• _Task to complete_
Search the records below for the string "BLOV" and report only the number of lines that contain it.

[Collection entries]
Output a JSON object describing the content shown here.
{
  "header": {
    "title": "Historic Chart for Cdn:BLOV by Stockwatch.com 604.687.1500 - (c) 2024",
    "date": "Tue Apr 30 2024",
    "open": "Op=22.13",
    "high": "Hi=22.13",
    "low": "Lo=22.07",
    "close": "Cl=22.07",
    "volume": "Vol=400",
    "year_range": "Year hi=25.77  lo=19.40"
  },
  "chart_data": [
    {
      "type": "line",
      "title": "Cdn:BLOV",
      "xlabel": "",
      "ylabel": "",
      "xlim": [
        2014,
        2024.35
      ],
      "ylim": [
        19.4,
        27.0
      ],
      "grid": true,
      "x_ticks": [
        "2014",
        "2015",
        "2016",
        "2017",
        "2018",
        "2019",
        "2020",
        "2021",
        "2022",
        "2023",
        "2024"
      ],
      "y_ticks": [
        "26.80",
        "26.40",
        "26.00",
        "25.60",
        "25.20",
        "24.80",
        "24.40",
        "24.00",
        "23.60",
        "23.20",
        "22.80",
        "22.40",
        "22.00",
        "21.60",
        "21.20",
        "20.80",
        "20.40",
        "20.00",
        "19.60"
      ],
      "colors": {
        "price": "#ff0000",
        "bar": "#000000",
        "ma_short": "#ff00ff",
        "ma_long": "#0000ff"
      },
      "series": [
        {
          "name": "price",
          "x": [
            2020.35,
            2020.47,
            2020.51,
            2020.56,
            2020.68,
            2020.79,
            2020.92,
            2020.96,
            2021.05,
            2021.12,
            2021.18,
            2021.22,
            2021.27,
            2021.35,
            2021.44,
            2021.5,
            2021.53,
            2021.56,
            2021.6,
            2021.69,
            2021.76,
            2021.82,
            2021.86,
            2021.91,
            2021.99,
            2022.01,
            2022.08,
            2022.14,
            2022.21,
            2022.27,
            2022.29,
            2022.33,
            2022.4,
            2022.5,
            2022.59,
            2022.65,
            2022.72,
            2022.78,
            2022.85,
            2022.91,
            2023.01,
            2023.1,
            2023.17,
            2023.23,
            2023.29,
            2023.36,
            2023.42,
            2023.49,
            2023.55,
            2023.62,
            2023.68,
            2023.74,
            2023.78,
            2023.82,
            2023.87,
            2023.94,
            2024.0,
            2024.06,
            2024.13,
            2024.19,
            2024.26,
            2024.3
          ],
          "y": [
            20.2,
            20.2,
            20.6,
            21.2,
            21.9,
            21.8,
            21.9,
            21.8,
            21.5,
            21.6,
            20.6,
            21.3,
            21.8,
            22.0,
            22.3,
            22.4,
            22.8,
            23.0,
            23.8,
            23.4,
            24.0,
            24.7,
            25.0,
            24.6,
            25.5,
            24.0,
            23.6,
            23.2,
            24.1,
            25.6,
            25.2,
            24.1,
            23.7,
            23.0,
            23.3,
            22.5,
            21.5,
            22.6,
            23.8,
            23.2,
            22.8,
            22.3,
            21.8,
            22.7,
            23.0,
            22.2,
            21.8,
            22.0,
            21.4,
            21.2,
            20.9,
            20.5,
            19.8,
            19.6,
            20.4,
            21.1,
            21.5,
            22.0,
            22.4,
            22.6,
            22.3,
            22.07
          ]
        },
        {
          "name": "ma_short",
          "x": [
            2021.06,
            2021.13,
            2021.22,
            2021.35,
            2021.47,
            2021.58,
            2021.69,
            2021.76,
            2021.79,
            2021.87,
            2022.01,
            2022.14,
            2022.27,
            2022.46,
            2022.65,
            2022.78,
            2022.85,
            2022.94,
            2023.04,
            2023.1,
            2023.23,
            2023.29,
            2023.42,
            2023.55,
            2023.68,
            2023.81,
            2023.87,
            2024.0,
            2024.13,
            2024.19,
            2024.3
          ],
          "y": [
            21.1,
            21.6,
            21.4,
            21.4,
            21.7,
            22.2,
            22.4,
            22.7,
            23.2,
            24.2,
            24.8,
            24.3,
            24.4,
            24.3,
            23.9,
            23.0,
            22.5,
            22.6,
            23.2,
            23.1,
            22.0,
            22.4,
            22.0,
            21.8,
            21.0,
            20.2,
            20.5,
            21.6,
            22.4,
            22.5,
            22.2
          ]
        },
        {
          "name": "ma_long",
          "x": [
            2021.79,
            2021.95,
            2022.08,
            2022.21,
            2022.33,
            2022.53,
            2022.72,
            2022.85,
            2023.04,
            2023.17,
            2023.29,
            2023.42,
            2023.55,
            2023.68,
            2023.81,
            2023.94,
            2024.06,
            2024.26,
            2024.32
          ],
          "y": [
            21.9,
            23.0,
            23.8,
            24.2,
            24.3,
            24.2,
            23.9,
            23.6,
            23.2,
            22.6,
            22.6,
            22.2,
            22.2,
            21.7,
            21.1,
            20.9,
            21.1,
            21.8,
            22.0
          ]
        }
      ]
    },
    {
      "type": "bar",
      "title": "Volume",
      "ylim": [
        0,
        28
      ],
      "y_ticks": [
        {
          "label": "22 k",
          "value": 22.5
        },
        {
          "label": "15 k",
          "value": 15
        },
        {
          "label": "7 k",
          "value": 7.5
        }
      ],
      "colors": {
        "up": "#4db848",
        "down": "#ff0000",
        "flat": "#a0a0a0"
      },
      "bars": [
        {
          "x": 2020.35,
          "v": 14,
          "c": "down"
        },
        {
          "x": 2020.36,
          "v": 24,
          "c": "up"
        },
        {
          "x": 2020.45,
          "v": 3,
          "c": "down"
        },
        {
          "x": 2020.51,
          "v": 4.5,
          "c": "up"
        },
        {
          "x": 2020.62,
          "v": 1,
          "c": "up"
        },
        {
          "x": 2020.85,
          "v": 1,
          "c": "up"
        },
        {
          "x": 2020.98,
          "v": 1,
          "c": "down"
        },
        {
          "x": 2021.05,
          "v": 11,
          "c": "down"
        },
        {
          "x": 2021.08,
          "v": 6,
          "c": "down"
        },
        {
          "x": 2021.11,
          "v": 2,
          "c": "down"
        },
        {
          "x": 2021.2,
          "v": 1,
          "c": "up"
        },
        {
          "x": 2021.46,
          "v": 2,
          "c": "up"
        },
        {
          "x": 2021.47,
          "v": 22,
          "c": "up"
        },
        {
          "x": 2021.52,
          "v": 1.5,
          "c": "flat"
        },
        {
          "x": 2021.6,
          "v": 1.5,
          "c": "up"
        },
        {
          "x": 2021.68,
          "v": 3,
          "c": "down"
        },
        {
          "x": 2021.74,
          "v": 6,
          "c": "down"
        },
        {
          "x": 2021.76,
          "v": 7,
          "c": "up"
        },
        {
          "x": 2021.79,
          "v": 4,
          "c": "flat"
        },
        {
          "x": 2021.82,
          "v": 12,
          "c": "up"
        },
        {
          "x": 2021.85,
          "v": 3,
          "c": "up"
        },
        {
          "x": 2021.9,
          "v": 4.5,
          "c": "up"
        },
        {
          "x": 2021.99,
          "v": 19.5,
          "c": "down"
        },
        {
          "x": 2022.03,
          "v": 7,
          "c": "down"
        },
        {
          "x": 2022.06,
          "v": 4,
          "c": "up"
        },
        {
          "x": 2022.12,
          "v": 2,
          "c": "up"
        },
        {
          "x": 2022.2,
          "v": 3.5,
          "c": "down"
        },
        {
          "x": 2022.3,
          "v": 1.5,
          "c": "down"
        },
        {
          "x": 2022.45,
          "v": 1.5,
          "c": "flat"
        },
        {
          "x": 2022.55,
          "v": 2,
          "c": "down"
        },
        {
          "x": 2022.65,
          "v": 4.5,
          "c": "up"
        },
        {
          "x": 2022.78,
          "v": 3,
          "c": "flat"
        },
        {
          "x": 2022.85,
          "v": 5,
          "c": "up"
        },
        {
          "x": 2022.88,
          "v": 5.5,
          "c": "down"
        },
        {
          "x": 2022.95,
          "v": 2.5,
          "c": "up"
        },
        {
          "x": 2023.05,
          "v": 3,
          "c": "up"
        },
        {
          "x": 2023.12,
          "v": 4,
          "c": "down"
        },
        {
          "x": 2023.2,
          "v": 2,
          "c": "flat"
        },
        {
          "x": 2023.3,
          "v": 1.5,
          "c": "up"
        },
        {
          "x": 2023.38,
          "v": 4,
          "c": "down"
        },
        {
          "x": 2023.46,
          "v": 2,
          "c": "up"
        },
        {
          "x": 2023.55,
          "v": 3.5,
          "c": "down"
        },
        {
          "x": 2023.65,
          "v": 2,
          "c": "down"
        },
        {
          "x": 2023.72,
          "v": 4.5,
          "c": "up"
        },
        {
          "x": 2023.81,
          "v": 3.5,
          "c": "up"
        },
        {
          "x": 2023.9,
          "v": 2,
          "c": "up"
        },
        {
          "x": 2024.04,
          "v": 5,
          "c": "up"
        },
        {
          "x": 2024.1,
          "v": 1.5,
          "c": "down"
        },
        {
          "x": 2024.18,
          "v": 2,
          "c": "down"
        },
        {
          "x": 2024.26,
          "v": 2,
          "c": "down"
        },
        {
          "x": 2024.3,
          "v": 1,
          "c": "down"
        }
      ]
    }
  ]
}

• _Answer area_
2